▶ **Your task**:
Below are records that should be duplicated exactly, with no image retained.

▶ **Information**:
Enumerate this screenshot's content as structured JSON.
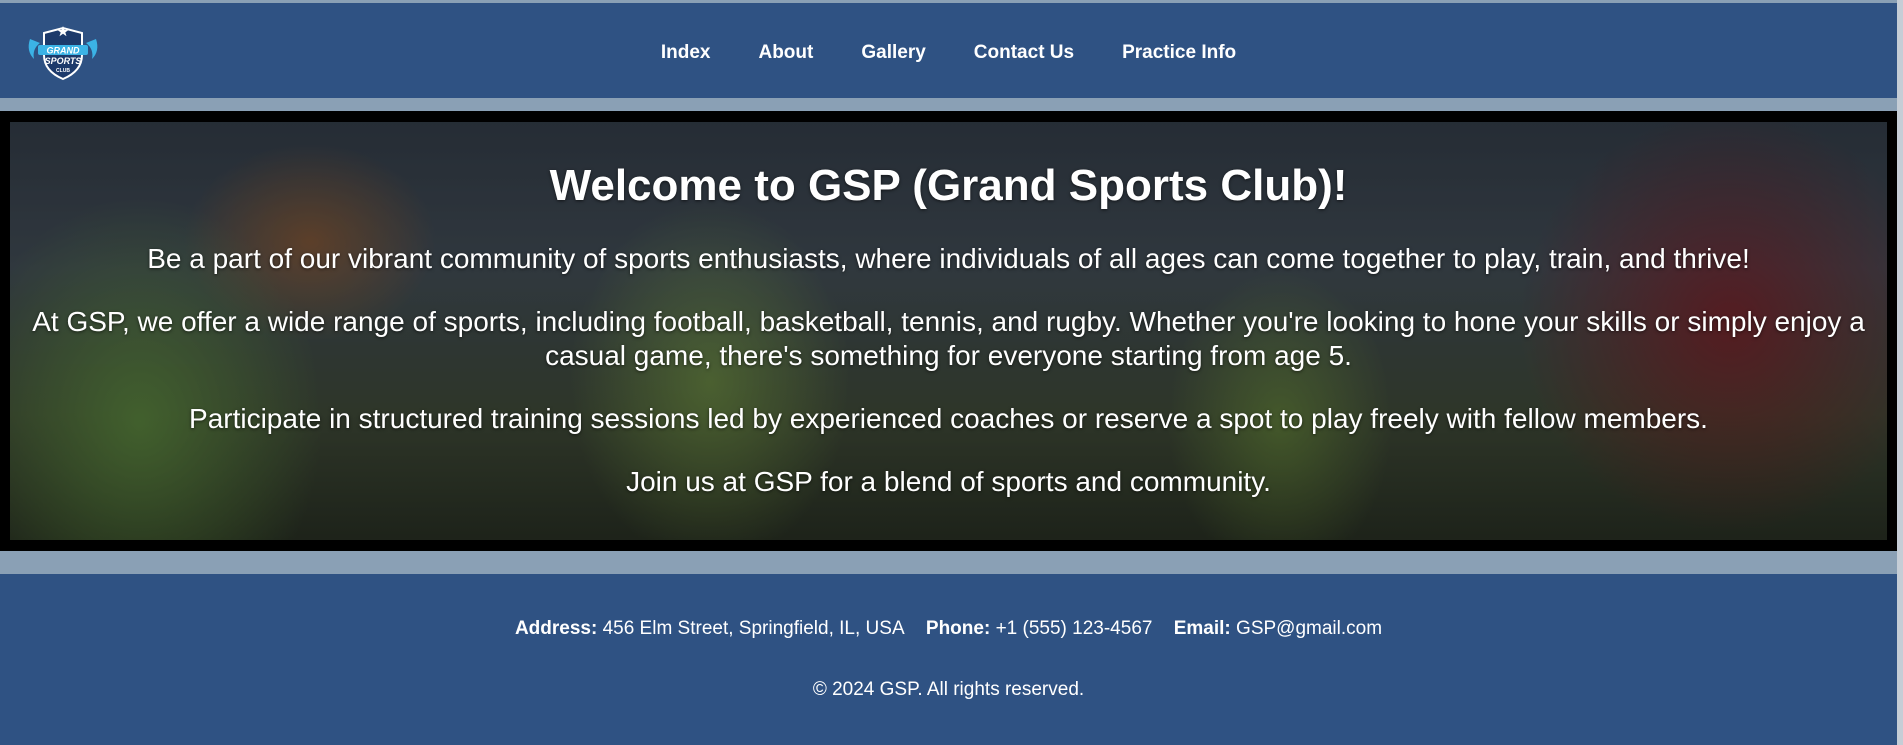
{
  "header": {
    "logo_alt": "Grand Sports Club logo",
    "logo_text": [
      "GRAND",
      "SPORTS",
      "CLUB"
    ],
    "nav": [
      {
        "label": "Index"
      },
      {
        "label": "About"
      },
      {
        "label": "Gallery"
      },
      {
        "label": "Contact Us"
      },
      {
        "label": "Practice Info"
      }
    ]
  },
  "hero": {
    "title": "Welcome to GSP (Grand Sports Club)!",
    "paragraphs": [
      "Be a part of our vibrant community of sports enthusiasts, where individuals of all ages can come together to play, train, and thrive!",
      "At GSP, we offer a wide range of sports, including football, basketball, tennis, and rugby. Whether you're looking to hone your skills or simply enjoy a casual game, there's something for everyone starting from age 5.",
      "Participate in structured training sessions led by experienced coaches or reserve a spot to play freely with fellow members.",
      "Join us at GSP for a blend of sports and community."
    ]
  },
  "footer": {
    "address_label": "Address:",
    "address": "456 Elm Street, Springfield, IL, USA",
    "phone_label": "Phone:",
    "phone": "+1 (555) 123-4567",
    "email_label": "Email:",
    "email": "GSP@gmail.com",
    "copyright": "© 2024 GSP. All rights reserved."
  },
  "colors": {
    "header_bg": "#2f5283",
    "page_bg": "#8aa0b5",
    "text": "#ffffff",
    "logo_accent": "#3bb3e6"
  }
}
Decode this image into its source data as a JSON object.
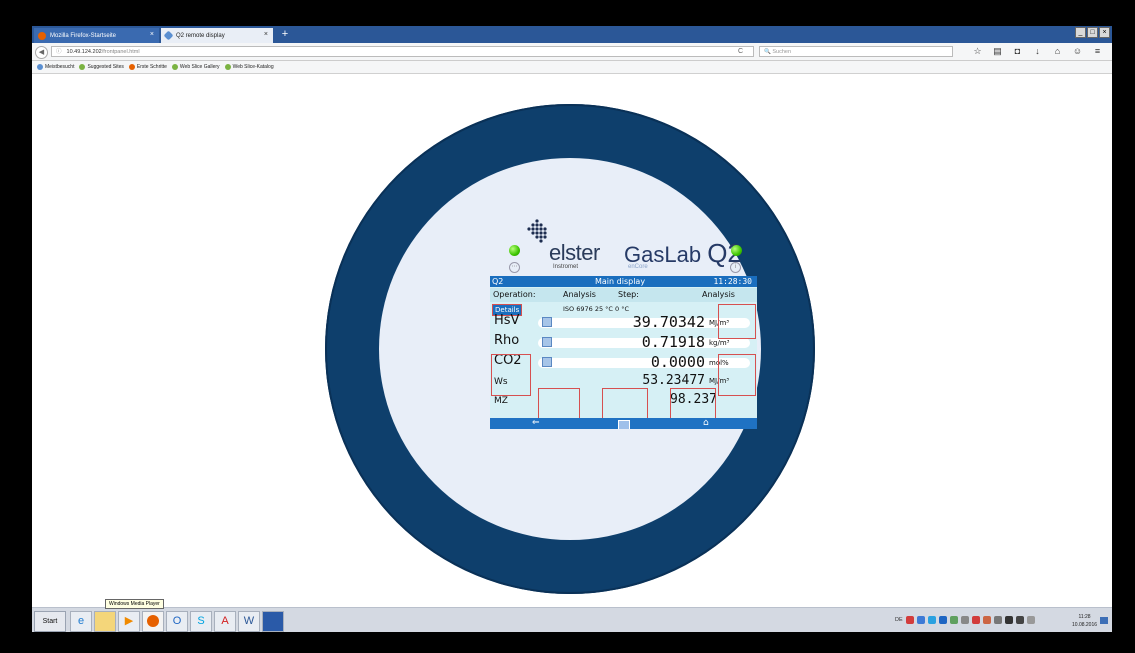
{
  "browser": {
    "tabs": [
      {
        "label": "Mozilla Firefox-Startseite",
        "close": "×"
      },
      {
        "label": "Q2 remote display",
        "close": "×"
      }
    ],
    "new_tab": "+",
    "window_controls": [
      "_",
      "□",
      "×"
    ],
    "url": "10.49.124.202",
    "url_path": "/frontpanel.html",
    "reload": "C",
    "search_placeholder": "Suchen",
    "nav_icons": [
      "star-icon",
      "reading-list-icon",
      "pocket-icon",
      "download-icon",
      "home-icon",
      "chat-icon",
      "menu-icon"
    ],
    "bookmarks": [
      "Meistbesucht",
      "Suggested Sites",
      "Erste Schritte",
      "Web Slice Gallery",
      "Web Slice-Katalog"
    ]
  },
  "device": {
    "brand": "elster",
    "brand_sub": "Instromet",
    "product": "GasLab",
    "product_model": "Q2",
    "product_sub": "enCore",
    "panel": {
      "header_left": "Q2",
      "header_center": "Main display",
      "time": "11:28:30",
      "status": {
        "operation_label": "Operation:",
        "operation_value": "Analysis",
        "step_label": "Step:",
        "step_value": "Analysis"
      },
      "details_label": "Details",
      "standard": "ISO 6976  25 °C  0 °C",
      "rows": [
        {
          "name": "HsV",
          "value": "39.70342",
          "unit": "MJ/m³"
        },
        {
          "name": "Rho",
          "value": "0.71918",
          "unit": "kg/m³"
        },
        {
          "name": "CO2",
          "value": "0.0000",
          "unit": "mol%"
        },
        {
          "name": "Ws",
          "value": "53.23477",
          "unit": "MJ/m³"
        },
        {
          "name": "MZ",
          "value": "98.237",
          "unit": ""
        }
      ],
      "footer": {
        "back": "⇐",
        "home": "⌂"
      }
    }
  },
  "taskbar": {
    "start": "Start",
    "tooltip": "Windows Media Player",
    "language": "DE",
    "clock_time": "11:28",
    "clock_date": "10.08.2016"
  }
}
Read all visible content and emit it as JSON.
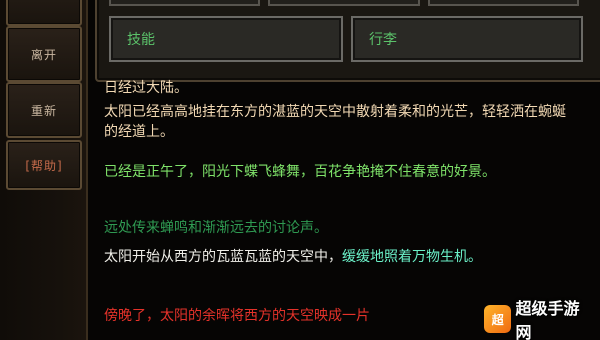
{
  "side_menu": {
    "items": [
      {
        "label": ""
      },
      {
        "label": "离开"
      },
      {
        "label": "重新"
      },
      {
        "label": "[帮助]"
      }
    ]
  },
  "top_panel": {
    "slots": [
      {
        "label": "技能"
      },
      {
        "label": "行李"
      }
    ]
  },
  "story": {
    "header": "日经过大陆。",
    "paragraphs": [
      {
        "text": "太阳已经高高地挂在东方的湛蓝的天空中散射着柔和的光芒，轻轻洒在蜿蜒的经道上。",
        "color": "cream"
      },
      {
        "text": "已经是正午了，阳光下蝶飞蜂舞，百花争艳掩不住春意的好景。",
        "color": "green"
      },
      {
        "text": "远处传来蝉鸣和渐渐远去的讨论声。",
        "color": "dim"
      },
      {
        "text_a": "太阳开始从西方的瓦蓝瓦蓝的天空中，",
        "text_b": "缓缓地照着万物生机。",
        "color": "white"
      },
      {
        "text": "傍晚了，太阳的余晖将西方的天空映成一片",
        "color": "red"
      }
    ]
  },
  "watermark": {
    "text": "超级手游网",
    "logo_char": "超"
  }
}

▶ **Answer to this problem**:
Enumerate this screenshot's content as structured JSON.
{
  "header": {
    "logo_alt": "Grand Sports Club logo",
    "logo_text": [
      "GRAND",
      "SPORTS",
      "CLUB"
    ],
    "nav": [
      {
        "label": "Index"
      },
      {
        "label": "About"
      },
      {
        "label": "Gallery"
      },
      {
        "label": "Contact Us"
      },
      {
        "label": "Practice Info"
      }
    ]
  },
  "hero": {
    "title": "Welcome to GSP (Grand Sports Club)!",
    "paragraphs": [
      "Be a part of our vibrant community of sports enthusiasts, where individuals of all ages can come together to play, train, and thrive!",
      "At GSP, we offer a wide range of sports, including football, basketball, tennis, and rugby. Whether you're looking to hone your skills or simply enjoy a casual game, there's something for everyone starting from age 5.",
      "Participate in structured training sessions led by experienced coaches or reserve a spot to play freely with fellow members.",
      "Join us at GSP for a blend of sports and community."
    ]
  },
  "footer": {
    "address_label": "Address:",
    "address": "456 Elm Street, Springfield, IL, USA",
    "phone_label": "Phone:",
    "phone": "+1 (555) 123-4567",
    "email_label": "Email:",
    "email": "GSP@gmail.com",
    "copyright": "© 2024 GSP. All rights reserved."
  },
  "colors": {
    "header_bg": "#2f5283",
    "page_bg": "#8aa0b5",
    "text": "#ffffff",
    "logo_accent": "#3bb3e6"
  }
}
Decode this image into its source data as a JSON object.
{
  "browser": {
    "tabs": [
      {
        "label": "Mozilla Firefox-Startseite",
        "close": "×"
      },
      {
        "label": "Q2 remote display",
        "close": "×"
      }
    ],
    "new_tab": "+",
    "window_controls": [
      "_",
      "□",
      "×"
    ],
    "url": "10.49.124.202",
    "url_path": "/frontpanel.html",
    "reload": "C",
    "search_placeholder": "Suchen",
    "nav_icons": [
      "star-icon",
      "reading-list-icon",
      "pocket-icon",
      "download-icon",
      "home-icon",
      "chat-icon",
      "menu-icon"
    ],
    "bookmarks": [
      "Meistbesucht",
      "Suggested Sites",
      "Erste Schritte",
      "Web Slice Gallery",
      "Web Slice-Katalog"
    ]
  },
  "device": {
    "brand": "elster",
    "brand_sub": "Instromet",
    "product": "GasLab",
    "product_model": "Q2",
    "product_sub": "enCore",
    "panel": {
      "header_left": "Q2",
      "header_center": "Main display",
      "time": "11:28:30",
      "status": {
        "operation_label": "Operation:",
        "operation_value": "Analysis",
        "step_label": "Step:",
        "step_value": "Analysis"
      },
      "details_label": "Details",
      "standard": "ISO 6976  25 °C  0 °C",
      "rows": [
        {
          "name": "HsV",
          "value": "39.70342",
          "unit": "MJ/m³"
        },
        {
          "name": "Rho",
          "value": "0.71918",
          "unit": "kg/m³"
        },
        {
          "name": "CO2",
          "value": "0.0000",
          "unit": "mol%"
        },
        {
          "name": "Ws",
          "value": "53.23477",
          "unit": "MJ/m³"
        },
        {
          "name": "MZ",
          "value": "98.237",
          "unit": ""
        }
      ],
      "footer": {
        "back": "⇐",
        "home": "⌂"
      }
    }
  },
  "taskbar": {
    "start": "Start",
    "tooltip": "Windows Media Player",
    "language": "DE",
    "clock_time": "11:28",
    "clock_date": "10.08.2016"
  }
}
Read all visible content and emit it as JSON.
{
  "side_menu": {
    "items": [
      {
        "label": ""
      },
      {
        "label": "离开"
      },
      {
        "label": "重新"
      },
      {
        "label": "[帮助]"
      }
    ]
  },
  "top_panel": {
    "slots": [
      {
        "label": "技能"
      },
      {
        "label": "行李"
      }
    ]
  },
  "story": {
    "header": "日经过大陆。",
    "paragraphs": [
      {
        "text": "太阳已经高高地挂在东方的湛蓝的天空中散射着柔和的光芒，轻轻洒在蜿蜒的经道上。",
        "color": "cream"
      },
      {
        "text": "已经是正午了，阳光下蝶飞蜂舞，百花争艳掩不住春意的好景。",
        "color": "green"
      },
      {
        "text": "远处传来蝉鸣和渐渐远去的讨论声。",
        "color": "dim"
      },
      {
        "text_a": "太阳开始从西方的瓦蓝瓦蓝的天空中，",
        "text_b": "缓缓地照着万物生机。",
        "color": "white"
      },
      {
        "text": "傍晚了，太阳的余晖将西方的天空映成一片",
        "color": "red"
      }
    ]
  },
  "watermark": {
    "text": "超级手游网",
    "logo_char": "超"
  }
}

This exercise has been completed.